The island of Chapelle Dom Hue is a small hunk of land off the coast of Guernsey, itself a small island in the English Channel. For many years, people have found bits of pottery and flint there that date back to the medieval period, but beyond that the island’s history has been lost. Another small island nearby had been home to medieval monks and, when archaeologist Phil de Jersey started excavations on Chapelle Dom Hue back in August, it seemed possible that he would find evidence showing that the monks used the island as a retreat, The Guernsey Press reported.

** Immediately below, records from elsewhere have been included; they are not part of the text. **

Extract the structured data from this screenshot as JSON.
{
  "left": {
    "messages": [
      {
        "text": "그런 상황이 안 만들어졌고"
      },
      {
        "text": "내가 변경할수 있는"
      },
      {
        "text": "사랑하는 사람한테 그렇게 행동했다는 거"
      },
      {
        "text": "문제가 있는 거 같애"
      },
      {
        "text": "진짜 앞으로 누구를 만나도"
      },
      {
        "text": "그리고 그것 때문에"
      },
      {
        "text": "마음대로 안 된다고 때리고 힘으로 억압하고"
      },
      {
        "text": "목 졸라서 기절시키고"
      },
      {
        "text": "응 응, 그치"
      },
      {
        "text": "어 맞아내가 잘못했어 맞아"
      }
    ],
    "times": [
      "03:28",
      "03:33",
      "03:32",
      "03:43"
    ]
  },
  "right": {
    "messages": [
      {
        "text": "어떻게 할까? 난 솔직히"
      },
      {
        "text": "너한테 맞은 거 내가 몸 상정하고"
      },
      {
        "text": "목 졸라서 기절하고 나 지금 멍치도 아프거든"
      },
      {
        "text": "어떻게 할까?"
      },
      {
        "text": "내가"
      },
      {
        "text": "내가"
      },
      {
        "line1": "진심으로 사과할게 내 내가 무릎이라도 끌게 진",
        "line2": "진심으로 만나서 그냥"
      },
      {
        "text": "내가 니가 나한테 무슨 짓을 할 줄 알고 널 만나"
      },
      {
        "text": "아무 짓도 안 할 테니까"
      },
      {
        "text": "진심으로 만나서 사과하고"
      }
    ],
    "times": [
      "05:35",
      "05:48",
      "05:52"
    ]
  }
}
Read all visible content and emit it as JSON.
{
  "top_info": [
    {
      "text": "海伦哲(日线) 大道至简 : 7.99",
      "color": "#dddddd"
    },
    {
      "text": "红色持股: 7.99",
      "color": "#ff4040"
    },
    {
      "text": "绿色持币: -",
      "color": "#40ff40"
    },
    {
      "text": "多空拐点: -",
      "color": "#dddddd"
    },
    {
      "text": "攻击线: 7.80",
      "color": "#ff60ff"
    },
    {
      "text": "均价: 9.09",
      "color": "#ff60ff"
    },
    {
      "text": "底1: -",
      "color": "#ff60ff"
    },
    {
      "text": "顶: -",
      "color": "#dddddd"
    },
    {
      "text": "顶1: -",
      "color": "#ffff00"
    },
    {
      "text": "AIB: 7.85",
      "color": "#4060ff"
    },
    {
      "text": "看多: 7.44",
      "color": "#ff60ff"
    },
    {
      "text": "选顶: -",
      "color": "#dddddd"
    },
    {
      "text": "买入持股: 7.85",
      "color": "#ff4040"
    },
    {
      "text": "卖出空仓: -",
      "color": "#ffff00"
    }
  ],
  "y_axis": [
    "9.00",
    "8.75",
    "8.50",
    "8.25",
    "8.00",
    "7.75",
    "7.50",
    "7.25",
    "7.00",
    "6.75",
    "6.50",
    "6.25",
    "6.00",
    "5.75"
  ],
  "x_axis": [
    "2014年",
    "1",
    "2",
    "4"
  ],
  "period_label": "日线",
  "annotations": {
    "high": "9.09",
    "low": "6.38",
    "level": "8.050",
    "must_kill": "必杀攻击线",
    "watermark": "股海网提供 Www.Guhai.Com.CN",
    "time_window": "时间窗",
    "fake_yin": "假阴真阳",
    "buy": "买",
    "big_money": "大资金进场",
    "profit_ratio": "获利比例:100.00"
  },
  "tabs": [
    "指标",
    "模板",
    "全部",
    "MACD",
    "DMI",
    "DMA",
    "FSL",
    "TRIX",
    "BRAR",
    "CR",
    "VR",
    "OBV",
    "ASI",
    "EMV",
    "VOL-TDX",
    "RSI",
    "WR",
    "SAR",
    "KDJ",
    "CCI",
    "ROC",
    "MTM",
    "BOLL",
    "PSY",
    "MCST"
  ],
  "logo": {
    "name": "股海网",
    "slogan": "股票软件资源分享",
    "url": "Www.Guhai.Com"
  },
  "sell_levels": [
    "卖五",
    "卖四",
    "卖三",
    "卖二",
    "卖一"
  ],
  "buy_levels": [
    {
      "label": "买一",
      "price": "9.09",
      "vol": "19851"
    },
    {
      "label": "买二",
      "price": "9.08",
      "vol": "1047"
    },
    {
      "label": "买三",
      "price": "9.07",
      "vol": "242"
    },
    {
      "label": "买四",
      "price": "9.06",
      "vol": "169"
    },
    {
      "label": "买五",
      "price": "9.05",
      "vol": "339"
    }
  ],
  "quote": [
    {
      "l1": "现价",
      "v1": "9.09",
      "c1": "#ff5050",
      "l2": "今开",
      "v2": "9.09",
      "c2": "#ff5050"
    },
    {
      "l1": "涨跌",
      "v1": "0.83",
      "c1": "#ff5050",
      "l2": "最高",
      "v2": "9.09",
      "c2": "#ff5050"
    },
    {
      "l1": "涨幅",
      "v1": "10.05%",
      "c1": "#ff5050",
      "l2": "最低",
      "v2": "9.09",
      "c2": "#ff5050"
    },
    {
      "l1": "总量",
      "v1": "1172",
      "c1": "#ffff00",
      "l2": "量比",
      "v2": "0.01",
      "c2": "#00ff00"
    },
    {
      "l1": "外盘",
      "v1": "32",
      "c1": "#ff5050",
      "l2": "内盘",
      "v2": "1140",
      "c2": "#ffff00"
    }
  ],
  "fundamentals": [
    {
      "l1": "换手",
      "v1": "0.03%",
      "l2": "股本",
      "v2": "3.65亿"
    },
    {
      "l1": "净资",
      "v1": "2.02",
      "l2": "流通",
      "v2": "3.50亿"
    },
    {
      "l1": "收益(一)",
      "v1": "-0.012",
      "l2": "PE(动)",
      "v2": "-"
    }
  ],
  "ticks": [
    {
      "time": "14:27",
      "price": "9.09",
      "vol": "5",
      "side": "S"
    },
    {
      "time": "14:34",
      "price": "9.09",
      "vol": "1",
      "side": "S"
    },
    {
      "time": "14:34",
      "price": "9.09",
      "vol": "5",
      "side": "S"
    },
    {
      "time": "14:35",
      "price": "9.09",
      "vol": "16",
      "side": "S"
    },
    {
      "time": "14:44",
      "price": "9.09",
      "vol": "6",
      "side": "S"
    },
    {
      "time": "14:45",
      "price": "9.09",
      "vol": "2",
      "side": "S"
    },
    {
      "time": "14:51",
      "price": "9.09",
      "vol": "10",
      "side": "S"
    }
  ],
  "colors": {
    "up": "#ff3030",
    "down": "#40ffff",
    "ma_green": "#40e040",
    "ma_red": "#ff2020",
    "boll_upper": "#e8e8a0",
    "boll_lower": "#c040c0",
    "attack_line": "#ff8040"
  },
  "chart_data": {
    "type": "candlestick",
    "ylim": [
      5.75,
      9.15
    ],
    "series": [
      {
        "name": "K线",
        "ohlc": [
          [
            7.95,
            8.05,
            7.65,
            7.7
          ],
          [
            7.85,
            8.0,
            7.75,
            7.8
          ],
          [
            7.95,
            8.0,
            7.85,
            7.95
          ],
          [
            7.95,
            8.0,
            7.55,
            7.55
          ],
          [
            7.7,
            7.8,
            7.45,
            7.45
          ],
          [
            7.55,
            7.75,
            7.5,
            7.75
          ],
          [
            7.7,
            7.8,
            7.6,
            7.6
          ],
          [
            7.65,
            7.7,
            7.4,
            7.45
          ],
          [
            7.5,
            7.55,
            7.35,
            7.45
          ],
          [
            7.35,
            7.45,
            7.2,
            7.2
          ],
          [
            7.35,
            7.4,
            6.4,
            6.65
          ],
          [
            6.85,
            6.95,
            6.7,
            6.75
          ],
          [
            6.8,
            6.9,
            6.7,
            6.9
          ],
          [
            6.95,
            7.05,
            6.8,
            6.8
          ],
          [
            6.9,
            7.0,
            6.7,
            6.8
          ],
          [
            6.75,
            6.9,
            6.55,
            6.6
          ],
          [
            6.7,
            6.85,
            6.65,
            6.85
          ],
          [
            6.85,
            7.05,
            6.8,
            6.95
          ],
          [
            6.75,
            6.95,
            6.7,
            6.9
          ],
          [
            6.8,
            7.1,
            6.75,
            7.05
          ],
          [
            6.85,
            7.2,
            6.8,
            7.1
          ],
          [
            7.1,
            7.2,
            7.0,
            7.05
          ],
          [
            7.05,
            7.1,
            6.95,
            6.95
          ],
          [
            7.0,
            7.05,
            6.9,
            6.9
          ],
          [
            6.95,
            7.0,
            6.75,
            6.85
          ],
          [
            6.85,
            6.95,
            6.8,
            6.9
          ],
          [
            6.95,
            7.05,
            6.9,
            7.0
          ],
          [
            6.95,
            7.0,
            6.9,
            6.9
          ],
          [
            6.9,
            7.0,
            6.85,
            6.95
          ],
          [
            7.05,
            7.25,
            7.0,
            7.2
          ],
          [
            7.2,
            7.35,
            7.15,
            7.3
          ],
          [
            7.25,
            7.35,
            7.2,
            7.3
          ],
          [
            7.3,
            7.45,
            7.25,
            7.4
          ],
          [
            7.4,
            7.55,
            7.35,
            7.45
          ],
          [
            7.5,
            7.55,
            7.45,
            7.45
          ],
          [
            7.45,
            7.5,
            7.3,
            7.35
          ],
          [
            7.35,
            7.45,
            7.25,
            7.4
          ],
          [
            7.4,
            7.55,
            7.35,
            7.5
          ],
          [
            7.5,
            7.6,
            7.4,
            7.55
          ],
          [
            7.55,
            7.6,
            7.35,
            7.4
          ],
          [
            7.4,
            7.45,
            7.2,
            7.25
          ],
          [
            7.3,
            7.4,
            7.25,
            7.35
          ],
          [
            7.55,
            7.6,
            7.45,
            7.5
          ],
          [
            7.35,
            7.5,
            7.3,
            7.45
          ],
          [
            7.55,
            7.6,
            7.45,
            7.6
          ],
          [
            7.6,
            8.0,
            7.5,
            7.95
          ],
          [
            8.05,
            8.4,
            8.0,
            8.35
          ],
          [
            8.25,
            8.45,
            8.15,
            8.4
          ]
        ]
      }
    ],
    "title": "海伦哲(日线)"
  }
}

Instead, he found something much stranger: a carefully dug burial, of the type where one might expect to find human remains, but that instead held the remains of a porpoise. The grave, which contained a porpoise skull and bones that look to be shoulder blades and ribs, was also aligned east to west, as a person’s would have been. It is, de Jersey says in a YouTube video, “one of the strangest and most bizarre things I’ve ever come across” in 35 years of archaeological work.
Why would a porpoise have been buried so carefully? With the sea so close by, de Jersey points out, it would have been easy to dispose of it in some other way. One theory is that the cetacean was buried to preserve its meat, and then never recovered. But it could have had some other meaning. As Philip Hoare, author of Leviathan or, The Whale, wrote in The Guardian, this isn’t the first time that porpoise remains have been found buried in a deliberate way. In 1958, an archaeologist’s young assistant found a porpoise jawbone buried with 9th-century jewelry and other treasures.
The newly discovered marine mammal’s burial contained no comparable grave goods, though. It is, de Jersey told The Guardian, a “slightly wacky kind of thing,” but also a “wonderful surprise.” There are no answers yet, but the fascination with a find like this one comes from the unexpected questions it raises.